*Your instructions*: Where a line in the records below includes "July", pull that line out.

START Study material

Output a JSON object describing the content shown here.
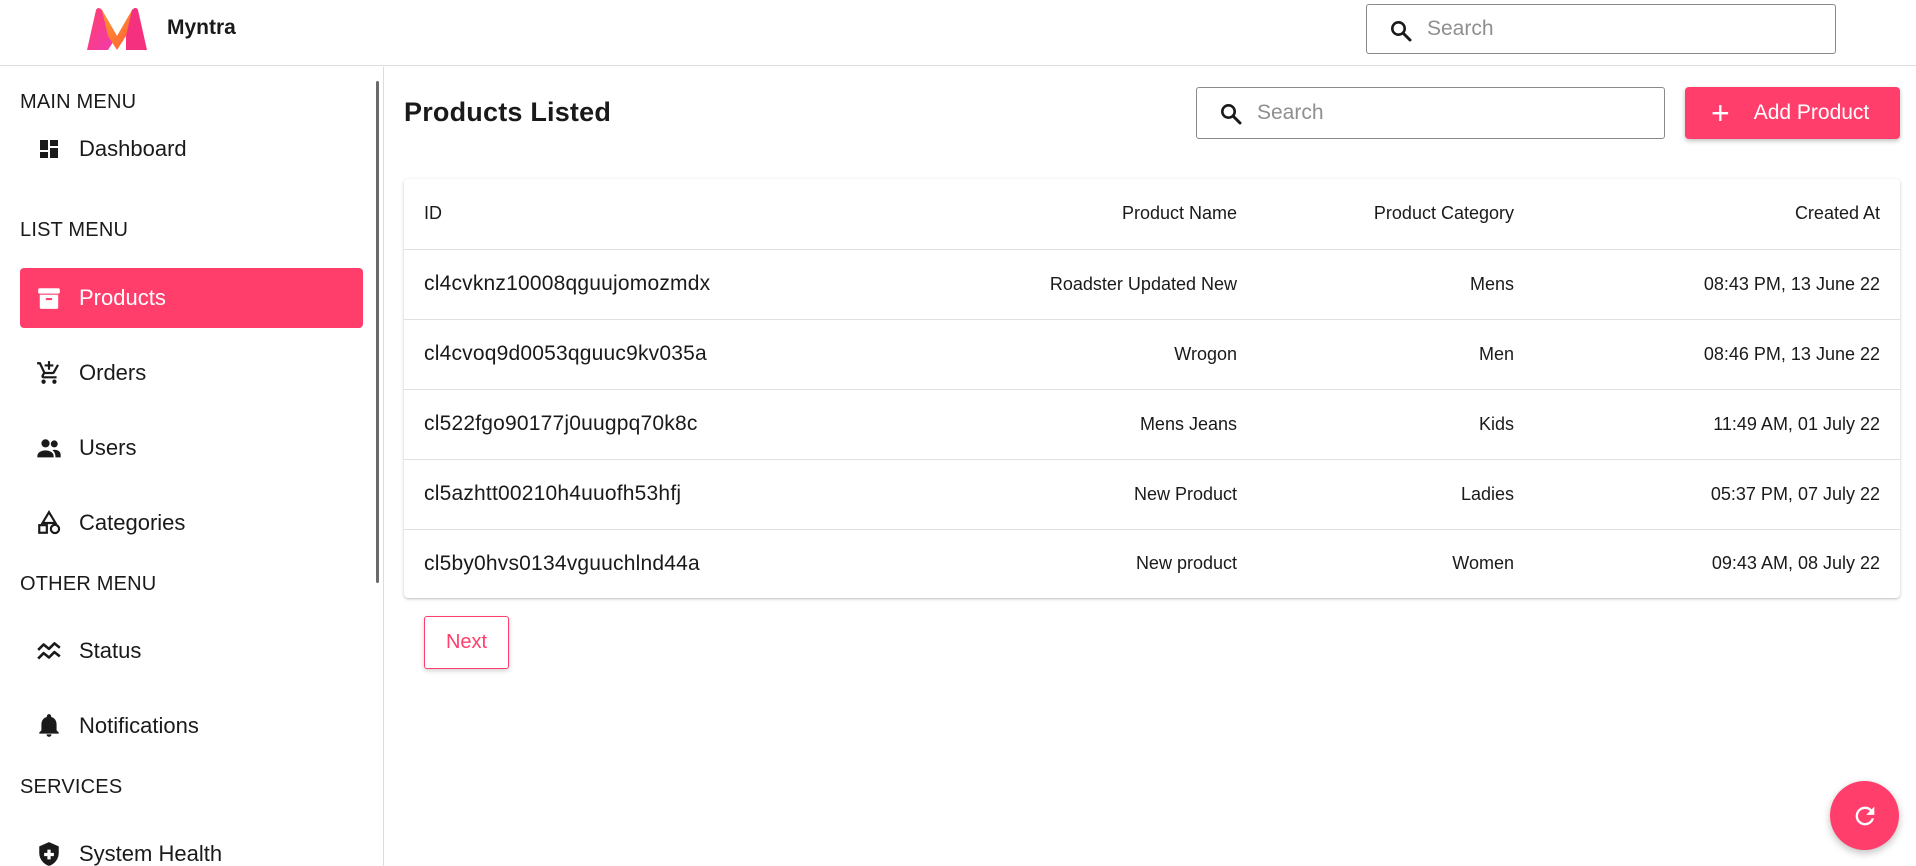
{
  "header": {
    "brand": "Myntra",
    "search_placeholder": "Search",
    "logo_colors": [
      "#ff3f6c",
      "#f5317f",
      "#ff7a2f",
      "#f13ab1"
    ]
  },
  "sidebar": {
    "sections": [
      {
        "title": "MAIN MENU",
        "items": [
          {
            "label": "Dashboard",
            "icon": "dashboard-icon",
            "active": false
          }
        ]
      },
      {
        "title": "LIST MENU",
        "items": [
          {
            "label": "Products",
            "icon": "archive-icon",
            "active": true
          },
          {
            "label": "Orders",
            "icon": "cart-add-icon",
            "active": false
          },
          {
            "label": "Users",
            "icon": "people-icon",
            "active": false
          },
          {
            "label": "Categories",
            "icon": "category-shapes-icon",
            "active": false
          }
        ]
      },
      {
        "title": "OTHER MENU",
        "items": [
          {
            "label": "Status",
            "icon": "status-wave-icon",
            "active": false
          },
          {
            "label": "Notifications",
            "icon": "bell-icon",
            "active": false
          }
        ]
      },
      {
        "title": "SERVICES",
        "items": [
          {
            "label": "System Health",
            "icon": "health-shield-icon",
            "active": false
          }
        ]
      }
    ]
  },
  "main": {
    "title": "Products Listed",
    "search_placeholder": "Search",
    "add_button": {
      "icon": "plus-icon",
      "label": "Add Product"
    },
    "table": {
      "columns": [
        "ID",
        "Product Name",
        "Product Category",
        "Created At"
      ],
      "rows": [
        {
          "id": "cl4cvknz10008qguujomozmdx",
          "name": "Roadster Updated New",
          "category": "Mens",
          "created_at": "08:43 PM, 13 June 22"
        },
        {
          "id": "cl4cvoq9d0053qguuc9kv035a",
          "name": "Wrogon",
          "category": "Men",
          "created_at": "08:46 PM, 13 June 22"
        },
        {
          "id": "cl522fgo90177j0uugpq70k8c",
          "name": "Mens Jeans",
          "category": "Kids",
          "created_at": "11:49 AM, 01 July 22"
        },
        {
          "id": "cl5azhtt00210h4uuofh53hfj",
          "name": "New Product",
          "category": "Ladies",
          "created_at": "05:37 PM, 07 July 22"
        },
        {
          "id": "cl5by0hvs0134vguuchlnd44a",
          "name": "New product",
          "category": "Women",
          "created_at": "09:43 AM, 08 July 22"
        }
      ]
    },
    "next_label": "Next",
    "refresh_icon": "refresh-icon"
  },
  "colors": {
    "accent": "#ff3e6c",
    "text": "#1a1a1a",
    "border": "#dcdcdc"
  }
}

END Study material
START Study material

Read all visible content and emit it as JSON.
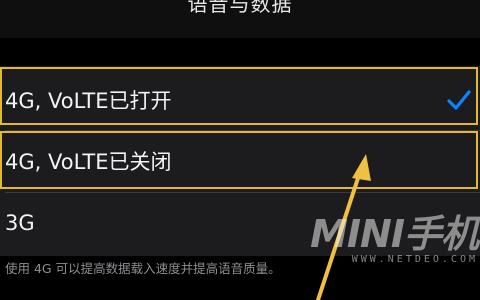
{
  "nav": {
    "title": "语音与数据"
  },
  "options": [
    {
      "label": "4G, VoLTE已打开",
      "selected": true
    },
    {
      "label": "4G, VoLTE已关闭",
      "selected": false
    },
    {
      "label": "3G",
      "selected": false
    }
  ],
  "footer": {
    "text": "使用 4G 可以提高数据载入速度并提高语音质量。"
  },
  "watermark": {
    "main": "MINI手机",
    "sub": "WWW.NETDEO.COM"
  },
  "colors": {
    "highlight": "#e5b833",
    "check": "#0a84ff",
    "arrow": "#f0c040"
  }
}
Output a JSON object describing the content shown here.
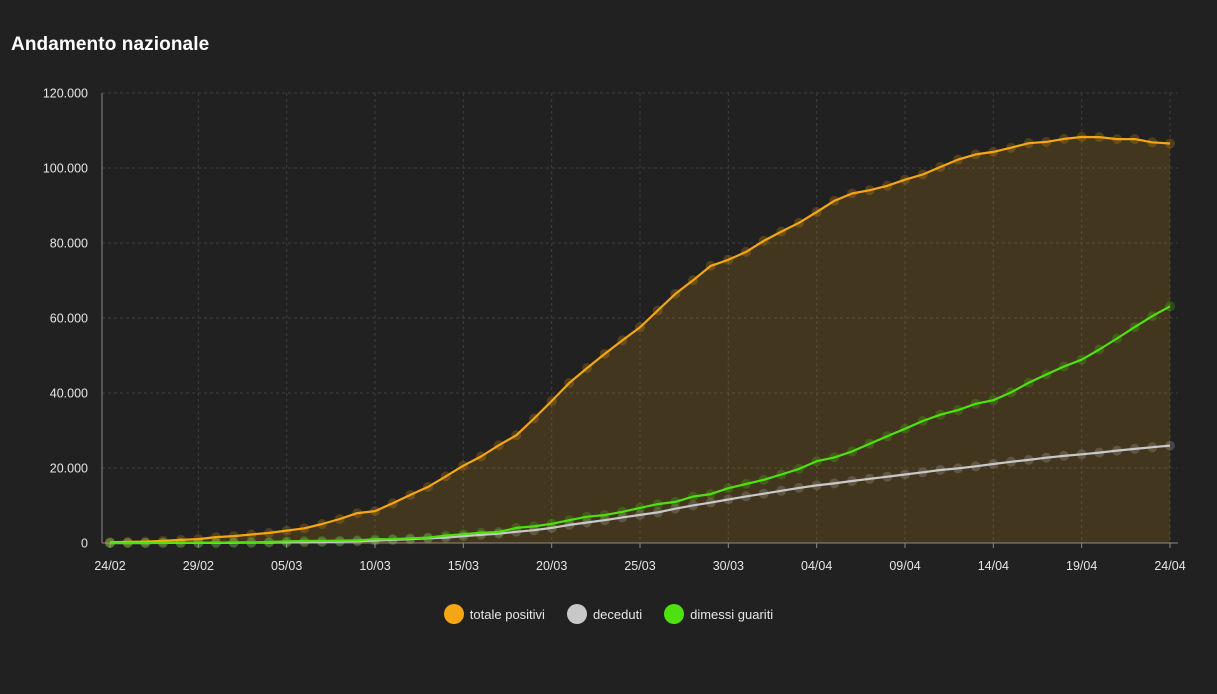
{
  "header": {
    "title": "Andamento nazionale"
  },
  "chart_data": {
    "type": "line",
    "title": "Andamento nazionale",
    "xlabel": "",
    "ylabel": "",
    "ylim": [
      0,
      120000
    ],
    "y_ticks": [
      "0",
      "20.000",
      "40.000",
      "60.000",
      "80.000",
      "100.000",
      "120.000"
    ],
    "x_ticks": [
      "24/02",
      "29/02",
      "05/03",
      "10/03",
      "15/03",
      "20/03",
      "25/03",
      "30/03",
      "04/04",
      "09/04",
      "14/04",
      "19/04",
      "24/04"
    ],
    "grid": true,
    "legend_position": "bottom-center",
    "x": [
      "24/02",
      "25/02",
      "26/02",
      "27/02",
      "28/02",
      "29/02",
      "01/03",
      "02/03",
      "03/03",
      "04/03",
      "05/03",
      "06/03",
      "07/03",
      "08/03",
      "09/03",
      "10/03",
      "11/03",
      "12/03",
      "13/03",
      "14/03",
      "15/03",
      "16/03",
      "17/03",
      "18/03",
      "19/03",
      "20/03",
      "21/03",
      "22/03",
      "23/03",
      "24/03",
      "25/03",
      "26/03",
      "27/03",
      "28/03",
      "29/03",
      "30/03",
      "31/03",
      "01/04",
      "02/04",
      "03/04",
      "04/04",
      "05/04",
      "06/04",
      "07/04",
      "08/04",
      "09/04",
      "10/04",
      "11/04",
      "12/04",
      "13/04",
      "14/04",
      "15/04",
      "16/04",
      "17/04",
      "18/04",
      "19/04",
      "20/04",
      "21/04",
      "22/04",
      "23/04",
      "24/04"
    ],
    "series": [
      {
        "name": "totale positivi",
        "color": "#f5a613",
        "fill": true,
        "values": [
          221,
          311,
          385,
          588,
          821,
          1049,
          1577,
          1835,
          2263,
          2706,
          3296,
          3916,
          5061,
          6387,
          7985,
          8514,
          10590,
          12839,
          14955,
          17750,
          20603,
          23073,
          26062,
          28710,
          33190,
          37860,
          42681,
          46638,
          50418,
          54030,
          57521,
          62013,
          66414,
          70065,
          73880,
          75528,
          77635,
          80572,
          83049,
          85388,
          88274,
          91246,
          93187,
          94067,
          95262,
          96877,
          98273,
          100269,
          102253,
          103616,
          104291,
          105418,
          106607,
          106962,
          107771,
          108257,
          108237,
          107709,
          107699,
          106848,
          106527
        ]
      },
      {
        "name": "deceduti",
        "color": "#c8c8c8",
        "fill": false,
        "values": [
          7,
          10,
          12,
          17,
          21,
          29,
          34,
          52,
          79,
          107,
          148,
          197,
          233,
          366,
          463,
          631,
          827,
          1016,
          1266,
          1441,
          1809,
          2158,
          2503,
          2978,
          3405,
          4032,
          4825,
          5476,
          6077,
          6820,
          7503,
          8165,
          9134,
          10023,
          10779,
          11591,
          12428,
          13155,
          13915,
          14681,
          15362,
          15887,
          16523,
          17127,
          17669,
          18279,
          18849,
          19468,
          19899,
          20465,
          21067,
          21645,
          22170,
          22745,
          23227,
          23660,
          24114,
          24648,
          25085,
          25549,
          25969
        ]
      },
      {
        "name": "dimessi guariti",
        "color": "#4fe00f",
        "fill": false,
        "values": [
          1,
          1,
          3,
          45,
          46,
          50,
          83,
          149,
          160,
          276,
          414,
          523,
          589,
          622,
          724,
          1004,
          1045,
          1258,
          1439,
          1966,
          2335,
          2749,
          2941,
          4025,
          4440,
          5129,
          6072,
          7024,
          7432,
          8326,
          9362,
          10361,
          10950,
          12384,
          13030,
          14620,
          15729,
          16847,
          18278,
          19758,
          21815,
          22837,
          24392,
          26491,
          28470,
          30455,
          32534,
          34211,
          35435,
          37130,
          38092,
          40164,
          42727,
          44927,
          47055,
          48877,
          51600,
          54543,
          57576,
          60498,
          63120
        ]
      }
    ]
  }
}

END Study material

*Task answer*:
          "created_at": "11:49 AM, 01 July 22"
          "created_at": "05:37 PM, 07 July 22"
          "created_at": "09:43 AM, 08 July 22"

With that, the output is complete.